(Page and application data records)
------------------------------------------------------------------------

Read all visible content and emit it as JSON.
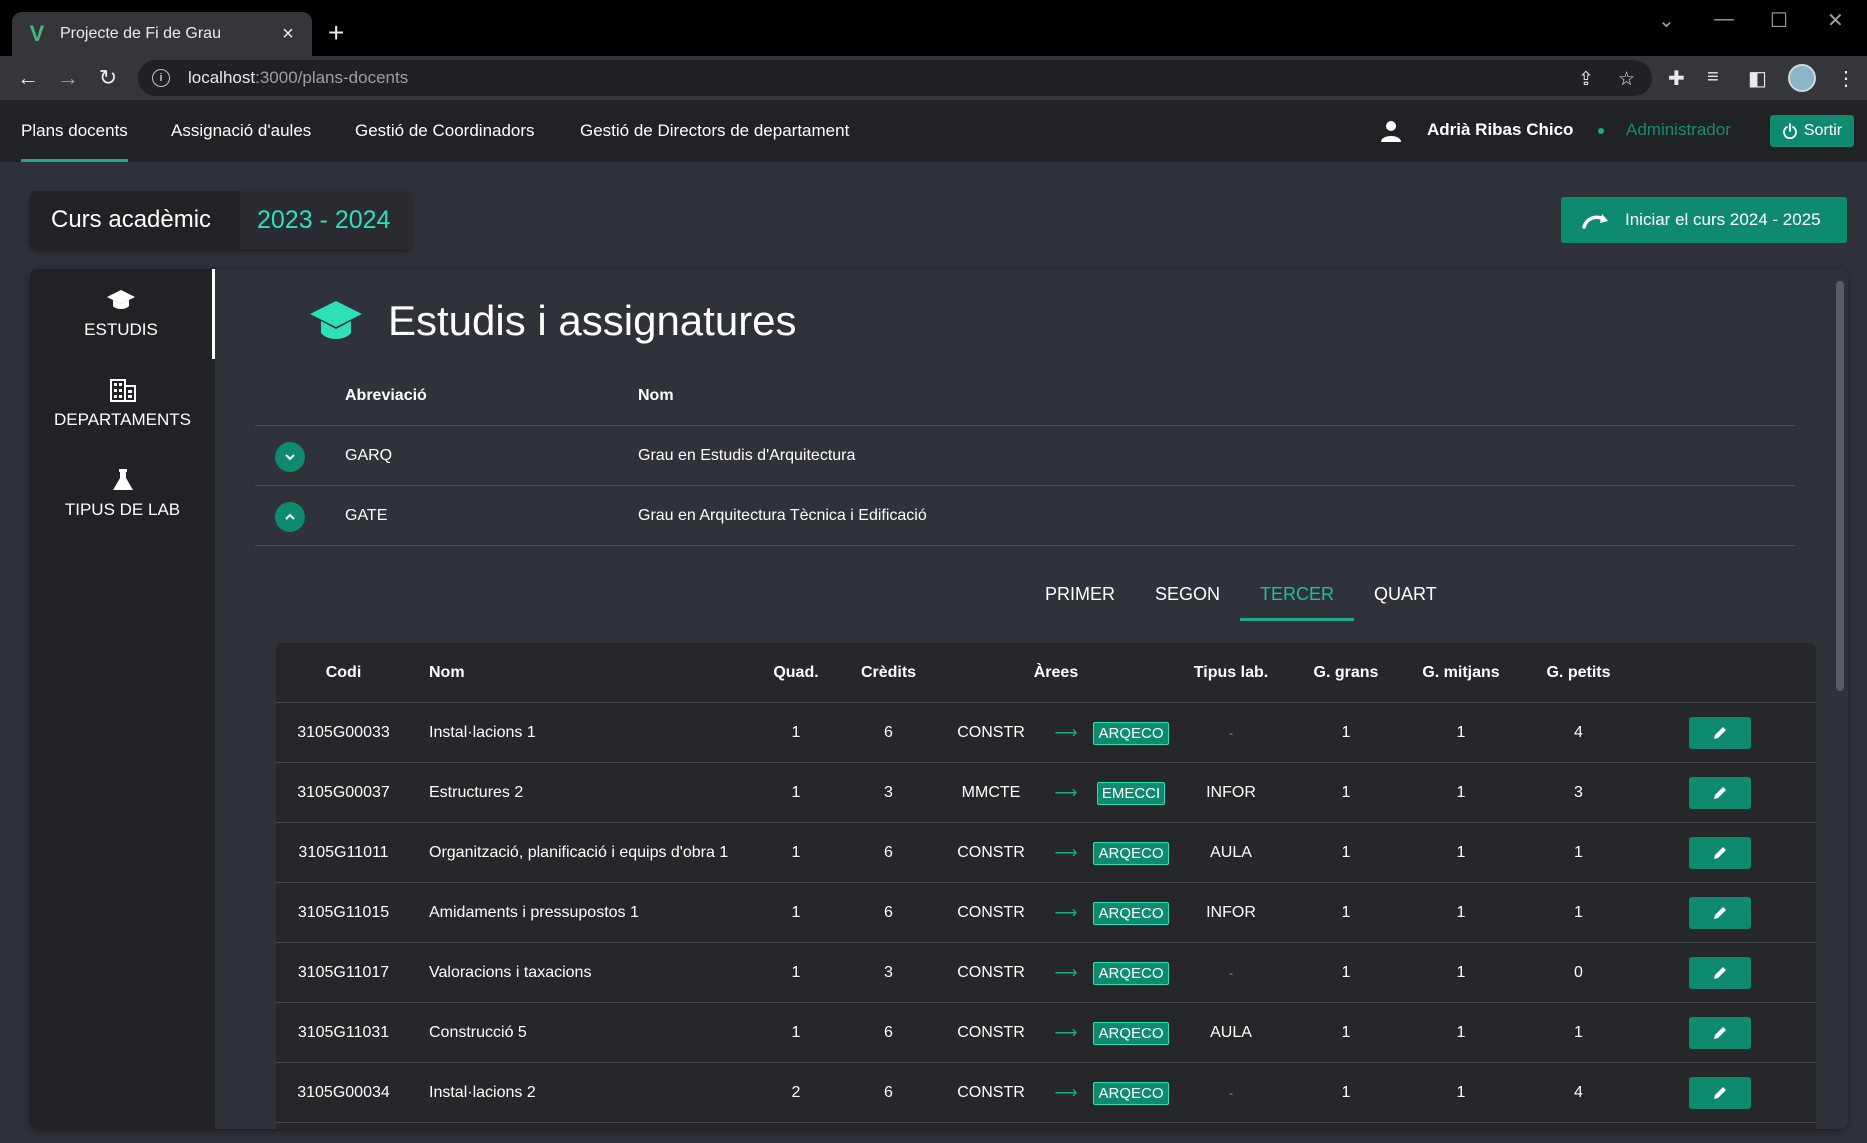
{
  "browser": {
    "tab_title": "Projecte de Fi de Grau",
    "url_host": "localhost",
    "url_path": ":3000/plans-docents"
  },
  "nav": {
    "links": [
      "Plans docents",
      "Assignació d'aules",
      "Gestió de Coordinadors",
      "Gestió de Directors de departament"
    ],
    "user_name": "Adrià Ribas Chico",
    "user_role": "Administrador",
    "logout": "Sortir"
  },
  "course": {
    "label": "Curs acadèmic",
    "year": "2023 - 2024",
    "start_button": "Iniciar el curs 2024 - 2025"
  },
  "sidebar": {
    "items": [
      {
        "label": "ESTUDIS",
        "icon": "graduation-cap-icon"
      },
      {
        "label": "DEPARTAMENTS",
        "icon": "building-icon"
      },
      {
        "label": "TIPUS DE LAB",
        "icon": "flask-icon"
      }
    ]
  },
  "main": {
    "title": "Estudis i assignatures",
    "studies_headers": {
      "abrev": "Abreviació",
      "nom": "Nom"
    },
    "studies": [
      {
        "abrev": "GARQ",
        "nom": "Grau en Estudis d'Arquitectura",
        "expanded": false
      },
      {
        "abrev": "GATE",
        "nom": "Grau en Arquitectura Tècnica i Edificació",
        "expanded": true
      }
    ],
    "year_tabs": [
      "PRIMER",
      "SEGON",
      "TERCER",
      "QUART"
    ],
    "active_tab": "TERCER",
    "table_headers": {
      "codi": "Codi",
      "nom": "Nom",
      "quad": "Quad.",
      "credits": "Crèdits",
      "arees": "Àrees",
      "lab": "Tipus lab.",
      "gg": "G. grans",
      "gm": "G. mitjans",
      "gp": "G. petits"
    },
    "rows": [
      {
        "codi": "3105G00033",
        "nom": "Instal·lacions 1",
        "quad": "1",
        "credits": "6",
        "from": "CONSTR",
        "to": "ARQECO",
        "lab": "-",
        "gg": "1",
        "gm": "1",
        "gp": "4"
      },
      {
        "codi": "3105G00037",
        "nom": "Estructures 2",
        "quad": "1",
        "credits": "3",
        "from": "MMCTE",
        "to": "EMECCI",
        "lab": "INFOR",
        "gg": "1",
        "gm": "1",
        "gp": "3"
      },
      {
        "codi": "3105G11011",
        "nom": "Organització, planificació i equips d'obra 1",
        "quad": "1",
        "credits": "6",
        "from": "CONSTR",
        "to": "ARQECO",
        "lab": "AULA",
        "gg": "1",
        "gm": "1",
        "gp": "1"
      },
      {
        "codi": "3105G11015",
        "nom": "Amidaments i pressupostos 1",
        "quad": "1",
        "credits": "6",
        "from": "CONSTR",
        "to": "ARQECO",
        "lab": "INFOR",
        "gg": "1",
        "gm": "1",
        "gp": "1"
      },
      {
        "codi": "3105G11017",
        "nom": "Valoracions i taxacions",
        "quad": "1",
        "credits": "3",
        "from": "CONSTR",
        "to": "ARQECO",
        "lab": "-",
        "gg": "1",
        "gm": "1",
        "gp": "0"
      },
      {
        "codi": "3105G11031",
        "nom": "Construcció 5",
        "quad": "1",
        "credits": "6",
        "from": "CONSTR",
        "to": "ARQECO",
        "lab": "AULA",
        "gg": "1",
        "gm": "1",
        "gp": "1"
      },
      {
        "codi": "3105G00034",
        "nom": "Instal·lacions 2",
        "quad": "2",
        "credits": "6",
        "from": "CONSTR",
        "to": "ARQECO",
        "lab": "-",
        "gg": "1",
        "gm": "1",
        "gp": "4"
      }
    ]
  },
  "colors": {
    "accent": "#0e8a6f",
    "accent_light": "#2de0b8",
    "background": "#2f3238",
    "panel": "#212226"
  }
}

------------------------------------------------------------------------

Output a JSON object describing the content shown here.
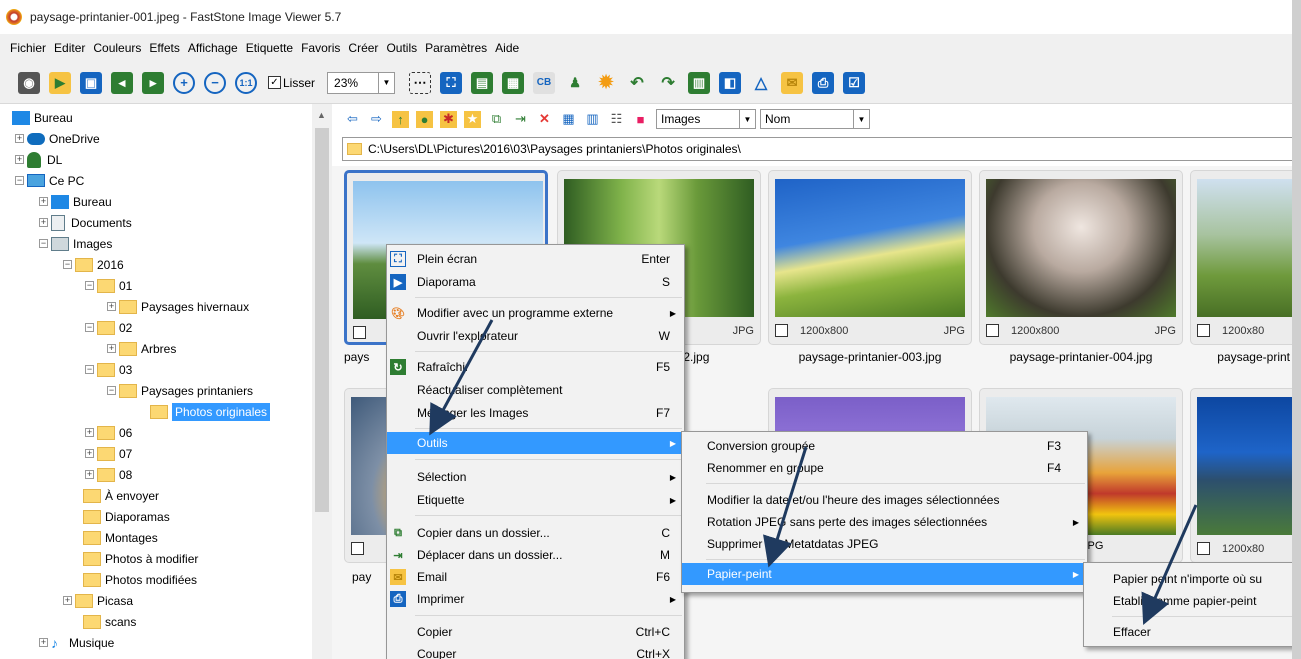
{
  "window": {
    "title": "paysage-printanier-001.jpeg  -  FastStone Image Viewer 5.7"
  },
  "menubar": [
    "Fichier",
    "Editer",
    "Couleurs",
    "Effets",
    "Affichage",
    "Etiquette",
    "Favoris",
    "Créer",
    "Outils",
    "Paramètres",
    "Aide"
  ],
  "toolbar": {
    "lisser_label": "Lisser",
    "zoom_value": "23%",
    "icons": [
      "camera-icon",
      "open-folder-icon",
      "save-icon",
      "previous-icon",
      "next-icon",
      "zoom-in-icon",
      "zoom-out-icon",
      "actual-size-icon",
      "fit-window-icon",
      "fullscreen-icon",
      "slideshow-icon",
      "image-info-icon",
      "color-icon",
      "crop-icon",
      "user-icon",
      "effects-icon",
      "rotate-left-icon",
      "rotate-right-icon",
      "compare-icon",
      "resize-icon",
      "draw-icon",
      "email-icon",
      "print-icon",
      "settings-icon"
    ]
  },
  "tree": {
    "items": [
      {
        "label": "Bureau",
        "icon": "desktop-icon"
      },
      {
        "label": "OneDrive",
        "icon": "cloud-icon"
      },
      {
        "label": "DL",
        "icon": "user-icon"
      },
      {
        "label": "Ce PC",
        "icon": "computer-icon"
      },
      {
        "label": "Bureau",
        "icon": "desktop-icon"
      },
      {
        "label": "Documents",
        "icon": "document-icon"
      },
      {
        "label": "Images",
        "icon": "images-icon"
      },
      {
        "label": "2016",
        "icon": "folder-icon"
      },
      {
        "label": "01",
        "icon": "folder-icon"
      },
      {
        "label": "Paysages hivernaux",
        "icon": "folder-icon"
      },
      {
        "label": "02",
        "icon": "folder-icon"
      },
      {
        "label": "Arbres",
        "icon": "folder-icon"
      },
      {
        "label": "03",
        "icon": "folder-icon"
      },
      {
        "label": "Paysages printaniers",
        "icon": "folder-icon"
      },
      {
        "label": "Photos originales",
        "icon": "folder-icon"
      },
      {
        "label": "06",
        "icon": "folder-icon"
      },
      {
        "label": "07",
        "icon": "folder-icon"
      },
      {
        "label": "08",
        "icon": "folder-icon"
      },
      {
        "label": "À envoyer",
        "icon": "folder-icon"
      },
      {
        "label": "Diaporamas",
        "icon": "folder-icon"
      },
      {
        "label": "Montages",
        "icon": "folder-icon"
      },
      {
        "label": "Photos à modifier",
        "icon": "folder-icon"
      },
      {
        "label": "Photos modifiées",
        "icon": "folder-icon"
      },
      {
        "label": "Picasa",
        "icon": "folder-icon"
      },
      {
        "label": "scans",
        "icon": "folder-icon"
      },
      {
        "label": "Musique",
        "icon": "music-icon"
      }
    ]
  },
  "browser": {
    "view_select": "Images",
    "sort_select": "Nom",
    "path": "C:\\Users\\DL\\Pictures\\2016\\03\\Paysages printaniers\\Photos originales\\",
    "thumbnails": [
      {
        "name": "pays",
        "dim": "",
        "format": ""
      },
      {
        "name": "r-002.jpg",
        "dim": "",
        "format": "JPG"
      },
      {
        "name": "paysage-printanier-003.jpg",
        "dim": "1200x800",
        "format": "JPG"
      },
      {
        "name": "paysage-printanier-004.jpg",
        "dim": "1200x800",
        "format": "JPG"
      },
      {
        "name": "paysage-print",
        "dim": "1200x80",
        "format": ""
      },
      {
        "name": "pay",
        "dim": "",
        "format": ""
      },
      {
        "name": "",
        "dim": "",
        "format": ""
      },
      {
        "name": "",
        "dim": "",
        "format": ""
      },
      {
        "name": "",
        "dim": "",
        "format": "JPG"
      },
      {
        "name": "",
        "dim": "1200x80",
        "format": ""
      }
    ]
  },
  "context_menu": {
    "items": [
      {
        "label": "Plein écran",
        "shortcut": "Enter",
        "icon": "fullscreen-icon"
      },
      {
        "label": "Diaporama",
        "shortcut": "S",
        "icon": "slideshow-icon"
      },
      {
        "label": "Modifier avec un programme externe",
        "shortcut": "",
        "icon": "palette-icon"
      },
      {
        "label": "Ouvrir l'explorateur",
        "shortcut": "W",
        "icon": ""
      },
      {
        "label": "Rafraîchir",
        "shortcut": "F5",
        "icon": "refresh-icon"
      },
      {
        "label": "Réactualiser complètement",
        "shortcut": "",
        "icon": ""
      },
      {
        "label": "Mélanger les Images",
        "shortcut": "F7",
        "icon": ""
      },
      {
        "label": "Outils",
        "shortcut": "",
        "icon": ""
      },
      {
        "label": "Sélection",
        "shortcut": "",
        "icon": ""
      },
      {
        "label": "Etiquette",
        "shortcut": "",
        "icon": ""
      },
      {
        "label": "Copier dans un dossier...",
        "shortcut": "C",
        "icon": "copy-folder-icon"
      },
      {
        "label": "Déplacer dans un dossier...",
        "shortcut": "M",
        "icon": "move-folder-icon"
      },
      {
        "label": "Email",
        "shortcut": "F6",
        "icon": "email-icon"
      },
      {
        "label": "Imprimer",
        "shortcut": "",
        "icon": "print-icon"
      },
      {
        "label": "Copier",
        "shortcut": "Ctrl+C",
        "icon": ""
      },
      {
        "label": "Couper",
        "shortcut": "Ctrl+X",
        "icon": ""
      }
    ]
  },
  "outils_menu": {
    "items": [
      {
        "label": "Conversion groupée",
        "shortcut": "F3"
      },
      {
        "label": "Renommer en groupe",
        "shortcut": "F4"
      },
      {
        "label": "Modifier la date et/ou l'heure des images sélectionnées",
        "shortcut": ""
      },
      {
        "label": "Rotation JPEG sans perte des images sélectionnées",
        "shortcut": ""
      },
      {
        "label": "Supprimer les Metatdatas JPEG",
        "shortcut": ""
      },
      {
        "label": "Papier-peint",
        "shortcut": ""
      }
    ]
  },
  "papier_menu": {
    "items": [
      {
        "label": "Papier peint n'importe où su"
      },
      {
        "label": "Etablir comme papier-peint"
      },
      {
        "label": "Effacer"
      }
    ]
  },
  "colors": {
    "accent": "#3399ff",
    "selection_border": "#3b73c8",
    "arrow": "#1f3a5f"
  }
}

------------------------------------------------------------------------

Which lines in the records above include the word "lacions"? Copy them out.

        "nom": "Instal·lacions 1",
        "nom": "Instal·lacions 2",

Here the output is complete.